Work required: Note how many lines in the material have "text", and give only that figure.
Records provided section start
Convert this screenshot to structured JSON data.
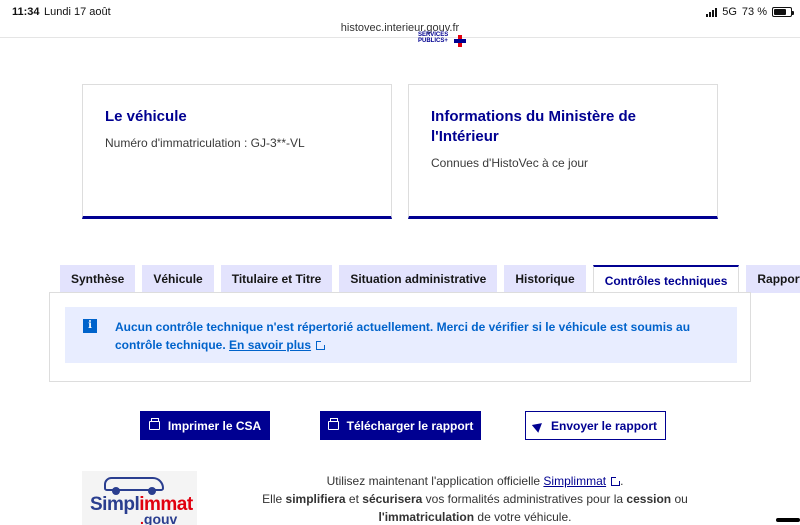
{
  "statusbar": {
    "time": "11:34",
    "date": "Lundi 17 août",
    "network": "5G",
    "battery": "73 %",
    "battery_level": 0.73,
    "url": "histovec.interieur.gouv.fr"
  },
  "brand": {
    "line1": "SERVICES",
    "line2": "PUBLICS+"
  },
  "cards": [
    {
      "title": "Le véhicule",
      "text": "Numéro d'immatriculation : GJ-3**-VL"
    },
    {
      "title": "Informations du Ministère de l'Intérieur",
      "text": "Connues d'HistoVec à ce jour"
    }
  ],
  "tabs": [
    {
      "label": "Synthèse"
    },
    {
      "label": "Véhicule"
    },
    {
      "label": "Titulaire et Titre"
    },
    {
      "label": "Situation administrative"
    },
    {
      "label": "Historique"
    },
    {
      "label": "Contrôles techniques"
    },
    {
      "label": "Rapport"
    }
  ],
  "active_tab": "Contrôles techniques",
  "alert": {
    "icon": "info-icon",
    "text": "Aucun contrôle technique n'est répertorié actuellement. Merci de vérifier si le véhicule est soumis au contrôle technique.",
    "link": "En savoir plus"
  },
  "buttons": {
    "print": "Imprimer le CSA",
    "download": "Télécharger le rapport",
    "send": "Envoyer le rapport"
  },
  "footer": {
    "logo_word_a": "Simpl",
    "logo_word_b": "immat",
    "logo_sub_dot": ".",
    "logo_sub": "gouv",
    "line1_pre": "Utilisez maintenant l'application officielle",
    "line1_link": "Simplimmat",
    "line1_post": ".",
    "line2_a": "Elle",
    "line2_b": "simplifiera",
    "line2_c": "et",
    "line2_d": "sécurisera",
    "line2_e": "vos formalités administratives pour la",
    "line2_f": "cession",
    "line2_g": "ou",
    "line3_a": "l'immatriculation",
    "line3_b": "de votre véhicule."
  },
  "colors": {
    "primary": "#000091",
    "info": "#0063cb",
    "info_bg": "#e8edff",
    "tab_bg": "#e3e3fd",
    "accent_red": "#e1000f"
  }
}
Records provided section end
Answer to this problem: 3